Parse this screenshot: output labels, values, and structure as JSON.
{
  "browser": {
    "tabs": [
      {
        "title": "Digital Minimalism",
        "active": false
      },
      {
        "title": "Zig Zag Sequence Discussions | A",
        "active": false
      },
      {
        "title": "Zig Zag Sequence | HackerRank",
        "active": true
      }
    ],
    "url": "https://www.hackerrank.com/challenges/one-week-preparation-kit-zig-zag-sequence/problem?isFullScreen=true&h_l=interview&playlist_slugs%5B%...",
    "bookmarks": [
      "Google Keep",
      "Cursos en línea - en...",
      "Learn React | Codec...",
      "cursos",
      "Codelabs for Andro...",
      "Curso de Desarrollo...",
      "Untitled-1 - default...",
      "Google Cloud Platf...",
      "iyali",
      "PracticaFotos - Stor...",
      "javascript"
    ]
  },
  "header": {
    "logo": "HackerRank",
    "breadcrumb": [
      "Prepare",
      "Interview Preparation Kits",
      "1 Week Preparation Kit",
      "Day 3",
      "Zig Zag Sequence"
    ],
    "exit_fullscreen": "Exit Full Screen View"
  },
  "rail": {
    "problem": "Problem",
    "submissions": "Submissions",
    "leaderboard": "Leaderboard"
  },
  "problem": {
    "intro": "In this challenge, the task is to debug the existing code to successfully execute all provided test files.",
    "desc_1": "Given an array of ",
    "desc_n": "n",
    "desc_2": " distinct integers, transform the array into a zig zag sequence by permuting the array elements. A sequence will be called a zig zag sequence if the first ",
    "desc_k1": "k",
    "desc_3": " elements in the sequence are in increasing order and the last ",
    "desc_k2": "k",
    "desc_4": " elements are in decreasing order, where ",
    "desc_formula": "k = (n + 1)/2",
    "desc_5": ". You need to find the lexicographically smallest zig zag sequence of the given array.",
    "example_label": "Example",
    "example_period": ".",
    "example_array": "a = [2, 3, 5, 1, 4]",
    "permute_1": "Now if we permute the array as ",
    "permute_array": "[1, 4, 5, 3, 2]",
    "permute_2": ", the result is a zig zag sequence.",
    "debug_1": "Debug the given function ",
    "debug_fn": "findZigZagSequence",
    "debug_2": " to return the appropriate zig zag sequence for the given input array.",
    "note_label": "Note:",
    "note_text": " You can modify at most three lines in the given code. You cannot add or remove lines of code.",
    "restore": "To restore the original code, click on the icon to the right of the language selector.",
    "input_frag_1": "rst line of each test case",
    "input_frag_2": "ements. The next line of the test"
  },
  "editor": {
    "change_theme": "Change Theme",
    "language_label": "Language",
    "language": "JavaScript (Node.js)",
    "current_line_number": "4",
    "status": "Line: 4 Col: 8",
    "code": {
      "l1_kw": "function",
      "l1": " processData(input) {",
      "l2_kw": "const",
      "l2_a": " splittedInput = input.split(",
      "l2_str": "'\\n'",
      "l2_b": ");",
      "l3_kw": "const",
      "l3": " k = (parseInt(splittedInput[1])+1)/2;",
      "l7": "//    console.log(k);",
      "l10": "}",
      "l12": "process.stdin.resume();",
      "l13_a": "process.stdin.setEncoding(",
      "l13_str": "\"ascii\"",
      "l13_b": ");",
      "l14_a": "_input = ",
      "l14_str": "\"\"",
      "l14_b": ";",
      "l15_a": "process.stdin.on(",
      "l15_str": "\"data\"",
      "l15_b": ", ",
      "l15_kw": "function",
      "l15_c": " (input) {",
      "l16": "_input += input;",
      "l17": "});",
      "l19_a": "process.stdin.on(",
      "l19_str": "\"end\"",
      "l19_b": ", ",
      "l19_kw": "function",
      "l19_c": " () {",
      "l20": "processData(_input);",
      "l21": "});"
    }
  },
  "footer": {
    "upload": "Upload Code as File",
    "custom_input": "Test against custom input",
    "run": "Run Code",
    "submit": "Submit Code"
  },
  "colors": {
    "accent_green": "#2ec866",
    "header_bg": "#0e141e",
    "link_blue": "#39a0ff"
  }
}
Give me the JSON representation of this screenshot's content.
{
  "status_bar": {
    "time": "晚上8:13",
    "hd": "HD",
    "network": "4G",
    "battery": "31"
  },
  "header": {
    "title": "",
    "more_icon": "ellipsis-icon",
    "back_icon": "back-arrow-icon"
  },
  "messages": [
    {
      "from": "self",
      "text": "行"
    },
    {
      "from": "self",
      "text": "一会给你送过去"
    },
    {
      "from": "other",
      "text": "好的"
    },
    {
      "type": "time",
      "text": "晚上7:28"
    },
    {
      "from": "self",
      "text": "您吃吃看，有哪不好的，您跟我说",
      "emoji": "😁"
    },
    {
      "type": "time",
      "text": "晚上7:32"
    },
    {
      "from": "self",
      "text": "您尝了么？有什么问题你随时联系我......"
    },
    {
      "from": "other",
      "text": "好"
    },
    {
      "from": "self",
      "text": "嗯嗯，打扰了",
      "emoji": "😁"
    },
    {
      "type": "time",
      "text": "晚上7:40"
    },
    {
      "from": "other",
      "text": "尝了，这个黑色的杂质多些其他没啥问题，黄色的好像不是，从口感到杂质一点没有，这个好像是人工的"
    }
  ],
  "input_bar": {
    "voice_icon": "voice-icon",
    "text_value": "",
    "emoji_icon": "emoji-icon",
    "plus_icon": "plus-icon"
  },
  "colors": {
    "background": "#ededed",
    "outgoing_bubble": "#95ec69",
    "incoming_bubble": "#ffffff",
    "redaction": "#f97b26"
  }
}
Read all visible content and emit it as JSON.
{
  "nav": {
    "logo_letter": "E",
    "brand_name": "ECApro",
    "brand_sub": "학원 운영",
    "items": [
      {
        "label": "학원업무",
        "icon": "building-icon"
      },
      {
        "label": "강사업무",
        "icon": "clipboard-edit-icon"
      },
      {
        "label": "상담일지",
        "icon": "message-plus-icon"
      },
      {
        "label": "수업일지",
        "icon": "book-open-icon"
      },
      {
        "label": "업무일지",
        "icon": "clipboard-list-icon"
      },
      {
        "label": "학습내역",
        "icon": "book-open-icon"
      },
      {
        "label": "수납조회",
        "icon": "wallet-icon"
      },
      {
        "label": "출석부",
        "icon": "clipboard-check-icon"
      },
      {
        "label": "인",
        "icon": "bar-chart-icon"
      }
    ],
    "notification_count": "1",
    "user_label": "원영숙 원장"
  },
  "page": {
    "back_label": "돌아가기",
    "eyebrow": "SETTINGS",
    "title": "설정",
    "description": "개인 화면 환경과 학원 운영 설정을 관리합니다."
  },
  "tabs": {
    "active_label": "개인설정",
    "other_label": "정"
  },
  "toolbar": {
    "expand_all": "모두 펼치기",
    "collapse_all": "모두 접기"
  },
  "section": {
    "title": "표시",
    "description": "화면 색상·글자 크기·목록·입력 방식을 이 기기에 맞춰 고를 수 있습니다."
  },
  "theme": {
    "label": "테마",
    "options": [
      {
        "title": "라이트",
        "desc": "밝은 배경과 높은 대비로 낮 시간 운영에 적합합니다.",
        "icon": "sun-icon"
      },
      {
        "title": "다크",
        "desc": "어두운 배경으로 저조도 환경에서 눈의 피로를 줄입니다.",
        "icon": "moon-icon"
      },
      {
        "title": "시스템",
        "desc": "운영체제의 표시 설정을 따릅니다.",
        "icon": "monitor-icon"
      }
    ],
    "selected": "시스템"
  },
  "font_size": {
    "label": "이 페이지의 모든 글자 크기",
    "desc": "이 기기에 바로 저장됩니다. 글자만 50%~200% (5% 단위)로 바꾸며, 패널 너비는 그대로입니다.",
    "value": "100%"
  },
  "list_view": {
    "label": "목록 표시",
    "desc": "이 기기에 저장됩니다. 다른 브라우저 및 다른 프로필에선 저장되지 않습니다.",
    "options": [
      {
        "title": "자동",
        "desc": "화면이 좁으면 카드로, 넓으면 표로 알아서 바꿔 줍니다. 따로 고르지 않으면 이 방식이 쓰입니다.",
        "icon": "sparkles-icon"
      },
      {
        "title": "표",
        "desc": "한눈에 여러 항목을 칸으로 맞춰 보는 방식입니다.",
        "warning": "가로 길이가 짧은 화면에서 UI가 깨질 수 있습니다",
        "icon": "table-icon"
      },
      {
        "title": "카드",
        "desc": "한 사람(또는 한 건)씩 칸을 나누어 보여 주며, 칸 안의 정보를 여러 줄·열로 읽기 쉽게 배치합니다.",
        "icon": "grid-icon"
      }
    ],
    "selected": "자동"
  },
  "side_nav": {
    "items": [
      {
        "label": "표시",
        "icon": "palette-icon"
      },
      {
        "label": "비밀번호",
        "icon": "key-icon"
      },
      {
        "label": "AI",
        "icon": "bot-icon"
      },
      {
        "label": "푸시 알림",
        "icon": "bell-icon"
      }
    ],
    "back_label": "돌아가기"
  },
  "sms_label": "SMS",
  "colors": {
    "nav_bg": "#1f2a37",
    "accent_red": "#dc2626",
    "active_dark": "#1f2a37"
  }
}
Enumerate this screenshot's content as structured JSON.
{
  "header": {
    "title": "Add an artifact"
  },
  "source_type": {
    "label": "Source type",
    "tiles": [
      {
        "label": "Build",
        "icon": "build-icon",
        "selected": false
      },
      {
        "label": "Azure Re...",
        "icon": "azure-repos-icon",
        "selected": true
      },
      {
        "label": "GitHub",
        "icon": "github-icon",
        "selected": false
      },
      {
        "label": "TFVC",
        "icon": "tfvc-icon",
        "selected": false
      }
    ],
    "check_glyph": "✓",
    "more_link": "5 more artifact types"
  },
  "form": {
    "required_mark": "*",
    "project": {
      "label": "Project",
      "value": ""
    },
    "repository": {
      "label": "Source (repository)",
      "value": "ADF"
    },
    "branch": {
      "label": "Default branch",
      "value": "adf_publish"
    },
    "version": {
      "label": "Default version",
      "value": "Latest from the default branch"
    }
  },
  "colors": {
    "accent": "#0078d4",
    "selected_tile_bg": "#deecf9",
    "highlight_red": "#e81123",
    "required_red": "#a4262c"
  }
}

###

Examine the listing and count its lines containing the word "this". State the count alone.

4